### The task
Don't include any picture when you restate the data word for word.

Dataset rows for apps and sites
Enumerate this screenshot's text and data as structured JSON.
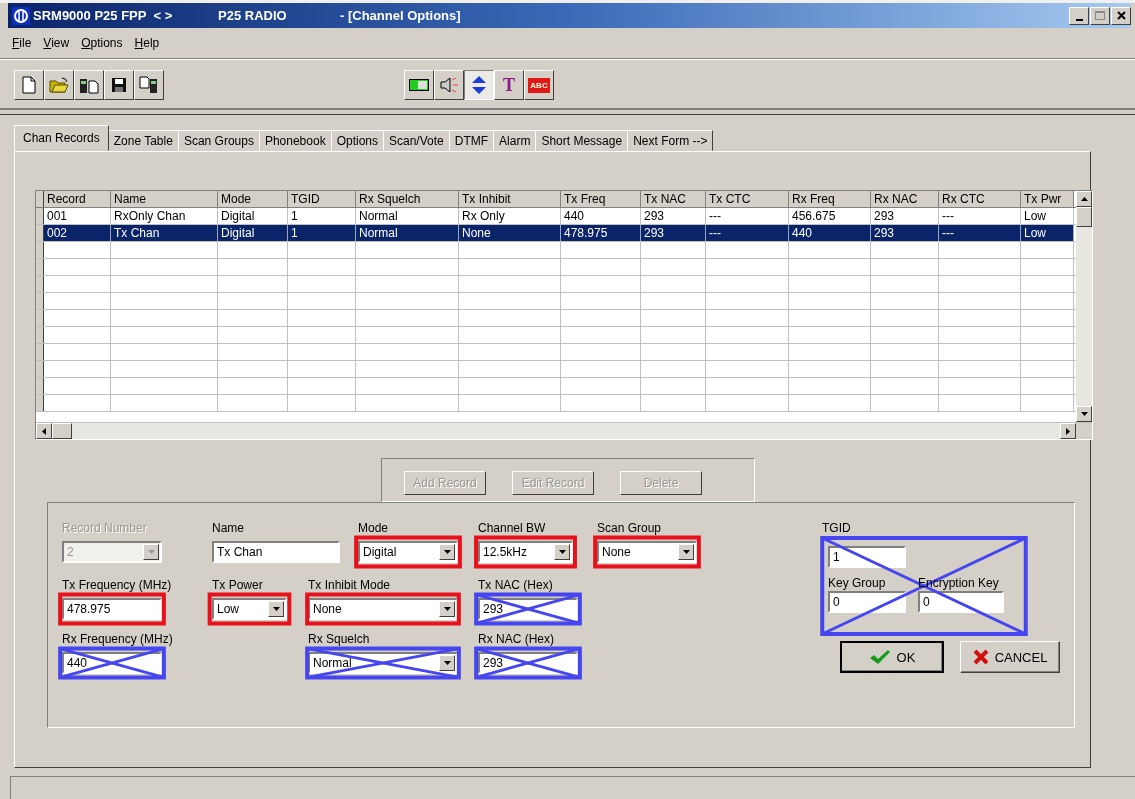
{
  "window": {
    "title": "SRM9000 P25 FPP  < >",
    "subtitle": "P25 RADIO",
    "document": "- [Channel Options]"
  },
  "menu": [
    "File",
    "View",
    "Options",
    "Help"
  ],
  "toolbar": {
    "left": [
      {
        "kind": "new"
      },
      {
        "kind": "open"
      },
      {
        "kind": "read"
      },
      {
        "kind": "save"
      },
      {
        "kind": "write"
      }
    ],
    "right": [
      {
        "kind": "device",
        "pressed": false
      },
      {
        "kind": "speaker",
        "pressed": false
      },
      {
        "kind": "updown",
        "pressed": true
      },
      {
        "kind": "glyph",
        "glyph": "T",
        "pressed": false
      },
      {
        "kind": "label",
        "glyph": "ABC",
        "pressed": false
      }
    ]
  },
  "tabs": [
    {
      "label": "Chan Records",
      "selected": true
    },
    {
      "label": "Zone Table",
      "selected": false
    },
    {
      "label": "Scan Groups",
      "selected": false
    },
    {
      "label": "Phonebook",
      "selected": false
    },
    {
      "label": "Options",
      "selected": false
    },
    {
      "label": "Scan/Vote",
      "selected": false
    },
    {
      "label": "DTMF",
      "selected": false
    },
    {
      "label": "Alarm",
      "selected": false
    },
    {
      "label": "Short Message",
      "selected": false
    },
    {
      "label": "Next Form -->",
      "selected": false
    }
  ],
  "table": {
    "columns": [
      "Record",
      "Name",
      "Mode",
      "TGID",
      "Rx Squelch",
      "Tx Inhibit",
      "Tx Freq",
      "Tx NAC",
      "Tx CTC",
      "Rx Freq",
      "Rx NAC",
      "Rx CTC",
      "Tx Pwr"
    ],
    "rows": [
      {
        "selected": false,
        "cells": [
          "001",
          "RxOnly Chan",
          "Digital",
          "1",
          "Normal",
          "Rx Only",
          "440",
          "293",
          "---",
          "456.675",
          "293",
          "---",
          "Low"
        ]
      },
      {
        "selected": true,
        "cells": [
          "002",
          "Tx Chan",
          "Digital",
          "1",
          "Normal",
          "None",
          "478.975",
          "293",
          "---",
          "440",
          "293",
          "---",
          "Low"
        ]
      }
    ]
  },
  "record_buttons": [
    {
      "label": "Add Record",
      "disabled": true
    },
    {
      "label": "Edit Record",
      "disabled": true
    },
    {
      "label": "Delete",
      "disabled": true
    }
  ],
  "fields": [
    {
      "label": "Record Number",
      "kind": "dropdown",
      "value": "2",
      "disabled": true
    },
    {
      "label": "Name",
      "kind": "text",
      "value": "Tx Chan",
      "disabled": false
    },
    {
      "label": "Mode",
      "kind": "dropdown",
      "value": "Digital",
      "disabled": false,
      "annotation": {
        "kind": "box",
        "color": "#e8101a"
      }
    },
    {
      "label": "Channel BW",
      "kind": "dropdown",
      "value": "12.5kHz",
      "disabled": false,
      "annotation": {
        "kind": "box",
        "color": "#e8101a"
      }
    },
    {
      "label": "Scan Group",
      "kind": "dropdown",
      "value": "None",
      "disabled": false,
      "annotation": {
        "kind": "box",
        "color": "#e8101a"
      }
    },
    {
      "label": "Tx Frequency (MHz)",
      "kind": "text",
      "value": "478.975",
      "disabled": false,
      "annotation": {
        "kind": "box",
        "color": "#e8101a"
      }
    },
    {
      "label": "Tx Power",
      "kind": "dropdown",
      "value": "Low",
      "disabled": false,
      "annotation": {
        "kind": "box",
        "color": "#e8101a"
      }
    },
    {
      "label": "Tx Inhibit Mode",
      "kind": "dropdown",
      "value": "None",
      "disabled": false,
      "annotation": {
        "kind": "box",
        "color": "#e8101a"
      }
    },
    {
      "label": "Tx NAC  (Hex)",
      "kind": "text",
      "value": "293",
      "disabled": false,
      "annotation": {
        "kind": "cross",
        "color": "#4646f0"
      }
    },
    {
      "label": "Rx Frequency (MHz)",
      "kind": "text",
      "value": "440",
      "disabled": false,
      "annotation": {
        "kind": "cross",
        "color": "#4646f0"
      }
    },
    {
      "label": "Rx Squelch",
      "kind": "dropdown",
      "value": "Normal",
      "disabled": false,
      "annotation": {
        "kind": "cross",
        "color": "#4646f0"
      }
    },
    {
      "label": "Rx NAC  (Hex)",
      "kind": "text",
      "value": "293",
      "disabled": false,
      "annotation": {
        "kind": "cross",
        "color": "#4646f0"
      }
    }
  ],
  "trunking": {
    "annotation": {
      "kind": "cross",
      "color": "#4646f0"
    },
    "fields": [
      {
        "label": "TGID",
        "value": "1"
      },
      {
        "label": "Key Group",
        "value": "0"
      },
      {
        "label": "Encryption Key",
        "value": "0"
      }
    ]
  },
  "dialog_buttons": [
    {
      "label": "OK",
      "kind": "ok"
    },
    {
      "label": "CANCEL",
      "kind": "cancel"
    }
  ]
}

### Reply to the task
Enumerate this screenshot's text and data as structured JSON.
{
  "window": {
    "title": "SRM9000 P25 FPP  < >",
    "subtitle": "P25 RADIO",
    "document": "- [Channel Options]"
  },
  "menu": [
    "File",
    "View",
    "Options",
    "Help"
  ],
  "toolbar": {
    "left": [
      {
        "kind": "new"
      },
      {
        "kind": "open"
      },
      {
        "kind": "read"
      },
      {
        "kind": "save"
      },
      {
        "kind": "write"
      }
    ],
    "right": [
      {
        "kind": "device",
        "pressed": false
      },
      {
        "kind": "speaker",
        "pressed": false
      },
      {
        "kind": "updown",
        "pressed": true
      },
      {
        "kind": "glyph",
        "glyph": "T",
        "pressed": false
      },
      {
        "kind": "label",
        "glyph": "ABC",
        "pressed": false
      }
    ]
  },
  "tabs": [
    {
      "label": "Chan Records",
      "selected": true
    },
    {
      "label": "Zone Table",
      "selected": false
    },
    {
      "label": "Scan Groups",
      "selected": false
    },
    {
      "label": "Phonebook",
      "selected": false
    },
    {
      "label": "Options",
      "selected": false
    },
    {
      "label": "Scan/Vote",
      "selected": false
    },
    {
      "label": "DTMF",
      "selected": false
    },
    {
      "label": "Alarm",
      "selected": false
    },
    {
      "label": "Short Message",
      "selected": false
    },
    {
      "label": "Next Form -->",
      "selected": false
    }
  ],
  "table": {
    "columns": [
      "Record",
      "Name",
      "Mode",
      "TGID",
      "Rx Squelch",
      "Tx Inhibit",
      "Tx Freq",
      "Tx NAC",
      "Tx CTC",
      "Rx Freq",
      "Rx NAC",
      "Rx CTC",
      "Tx Pwr"
    ],
    "rows": [
      {
        "selected": false,
        "cells": [
          "001",
          "RxOnly Chan",
          "Digital",
          "1",
          "Normal",
          "Rx Only",
          "440",
          "293",
          "---",
          "456.675",
          "293",
          "---",
          "Low"
        ]
      },
      {
        "selected": true,
        "cells": [
          "002",
          "Tx Chan",
          "Digital",
          "1",
          "Normal",
          "None",
          "478.975",
          "293",
          "---",
          "440",
          "293",
          "---",
          "Low"
        ]
      }
    ]
  },
  "record_buttons": [
    {
      "label": "Add Record",
      "disabled": true
    },
    {
      "label": "Edit Record",
      "disabled": true
    },
    {
      "label": "Delete",
      "disabled": true
    }
  ],
  "fields": [
    {
      "label": "Record Number",
      "kind": "dropdown",
      "value": "2",
      "disabled": true
    },
    {
      "label": "Name",
      "kind": "text",
      "value": "Tx Chan",
      "disabled": false
    },
    {
      "label": "Mode",
      "kind": "dropdown",
      "value": "Digital",
      "disabled": false,
      "annotation": {
        "kind": "box",
        "color": "#e8101a"
      }
    },
    {
      "label": "Channel BW",
      "kind": "dropdown",
      "value": "12.5kHz",
      "disabled": false,
      "annotation": {
        "kind": "box",
        "color": "#e8101a"
      }
    },
    {
      "label": "Scan Group",
      "kind": "dropdown",
      "value": "None",
      "disabled": false,
      "annotation": {
        "kind": "box",
        "color": "#e8101a"
      }
    },
    {
      "label": "Tx Frequency (MHz)",
      "kind": "text",
      "value": "478.975",
      "disabled": false,
      "annotation": {
        "kind": "box",
        "color": "#e8101a"
      }
    },
    {
      "label": "Tx Power",
      "kind": "dropdown",
      "value": "Low",
      "disabled": false,
      "annotation": {
        "kind": "box",
        "color": "#e8101a"
      }
    },
    {
      "label": "Tx Inhibit Mode",
      "kind": "dropdown",
      "value": "None",
      "disabled": false,
      "annotation": {
        "kind": "box",
        "color": "#e8101a"
      }
    },
    {
      "label": "Tx NAC  (Hex)",
      "kind": "text",
      "value": "293",
      "disabled": false,
      "annotation": {
        "kind": "cross",
        "color": "#4646f0"
      }
    },
    {
      "label": "Rx Frequency (MHz)",
      "kind": "text",
      "value": "440",
      "disabled": false,
      "annotation": {
        "kind": "cross",
        "color": "#4646f0"
      }
    },
    {
      "label": "Rx Squelch",
      "kind": "dropdown",
      "value": "Normal",
      "disabled": false,
      "annotation": {
        "kind": "cross",
        "color": "#4646f0"
      }
    },
    {
      "label": "Rx NAC  (Hex)",
      "kind": "text",
      "value": "293",
      "disabled": false,
      "annotation": {
        "kind": "cross",
        "color": "#4646f0"
      }
    }
  ],
  "trunking": {
    "annotation": {
      "kind": "cross",
      "color": "#4646f0"
    },
    "fields": [
      {
        "label": "TGID",
        "value": "1"
      },
      {
        "label": "Key Group",
        "value": "0"
      },
      {
        "label": "Encryption Key",
        "value": "0"
      }
    ]
  },
  "dialog_buttons": [
    {
      "label": "OK",
      "kind": "ok"
    },
    {
      "label": "CANCEL",
      "kind": "cancel"
    }
  ]
}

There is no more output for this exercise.